Entries from a dataset of interfaces:
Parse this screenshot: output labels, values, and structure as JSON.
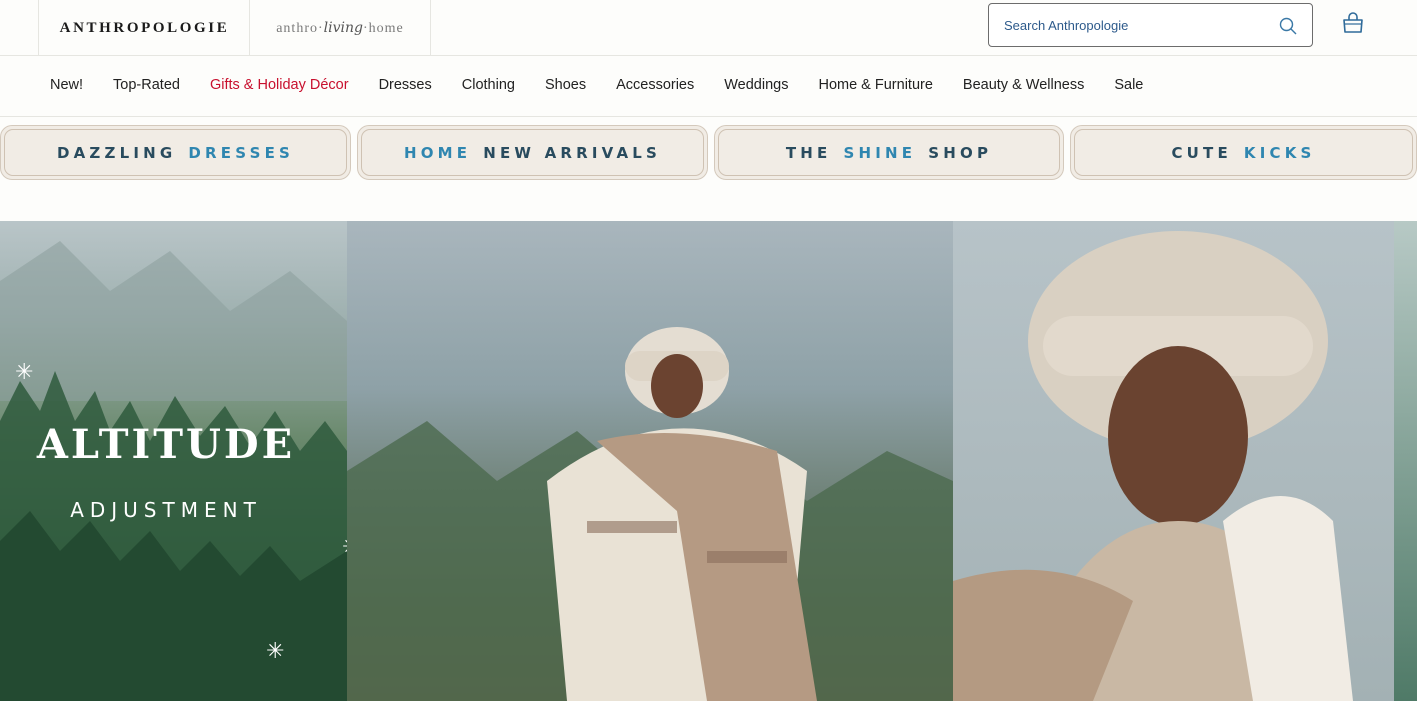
{
  "header": {
    "brand": "ANTHROPOLOGIE",
    "sub_brand_left": "anthro",
    "sub_brand_mid": "living",
    "sub_brand_right": "home",
    "search_placeholder": "Search Anthropologie"
  },
  "nav": {
    "items": [
      {
        "label": "New!"
      },
      {
        "label": "Top-Rated"
      },
      {
        "label": "Gifts & Holiday Décor"
      },
      {
        "label": "Dresses"
      },
      {
        "label": "Clothing"
      },
      {
        "label": "Shoes"
      },
      {
        "label": "Accessories"
      },
      {
        "label": "Weddings"
      },
      {
        "label": "Home & Furniture"
      },
      {
        "label": "Beauty & Wellness"
      },
      {
        "label": "Sale"
      }
    ]
  },
  "promos": [
    {
      "first": "DAZZLING",
      "second": "DRESSES"
    },
    {
      "first": "HOME",
      "second": "NEW ARRIVALS"
    },
    {
      "first": "THE",
      "second": "SHINE",
      "third": "SHOP"
    },
    {
      "first": "CUTE",
      "second": "KICKS"
    }
  ],
  "hero": {
    "title": "ALTITUDE",
    "subtitle": "ADJUSTMENT"
  },
  "colors": {
    "accent_red": "#c8102e",
    "promo_blue": "#2f86b0",
    "promo_navy": "#294b5e"
  }
}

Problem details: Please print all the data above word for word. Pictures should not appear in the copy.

Result:
Parse this screenshot: output labels, values, and structure as JSON.
{
  "header": {
    "brand": "ANTHROPOLOGIE",
    "sub_brand_left": "anthro",
    "sub_brand_mid": "living",
    "sub_brand_right": "home",
    "search_placeholder": "Search Anthropologie"
  },
  "nav": {
    "items": [
      {
        "label": "New!"
      },
      {
        "label": "Top-Rated"
      },
      {
        "label": "Gifts & Holiday Décor"
      },
      {
        "label": "Dresses"
      },
      {
        "label": "Clothing"
      },
      {
        "label": "Shoes"
      },
      {
        "label": "Accessories"
      },
      {
        "label": "Weddings"
      },
      {
        "label": "Home & Furniture"
      },
      {
        "label": "Beauty & Wellness"
      },
      {
        "label": "Sale"
      }
    ]
  },
  "promos": [
    {
      "first": "DAZZLING",
      "second": "DRESSES"
    },
    {
      "first": "HOME",
      "second": "NEW ARRIVALS"
    },
    {
      "first": "THE",
      "second": "SHINE",
      "third": "SHOP"
    },
    {
      "first": "CUTE",
      "second": "KICKS"
    }
  ],
  "hero": {
    "title": "ALTITUDE",
    "subtitle": "ADJUSTMENT"
  },
  "colors": {
    "accent_red": "#c8102e",
    "promo_blue": "#2f86b0",
    "promo_navy": "#294b5e"
  }
}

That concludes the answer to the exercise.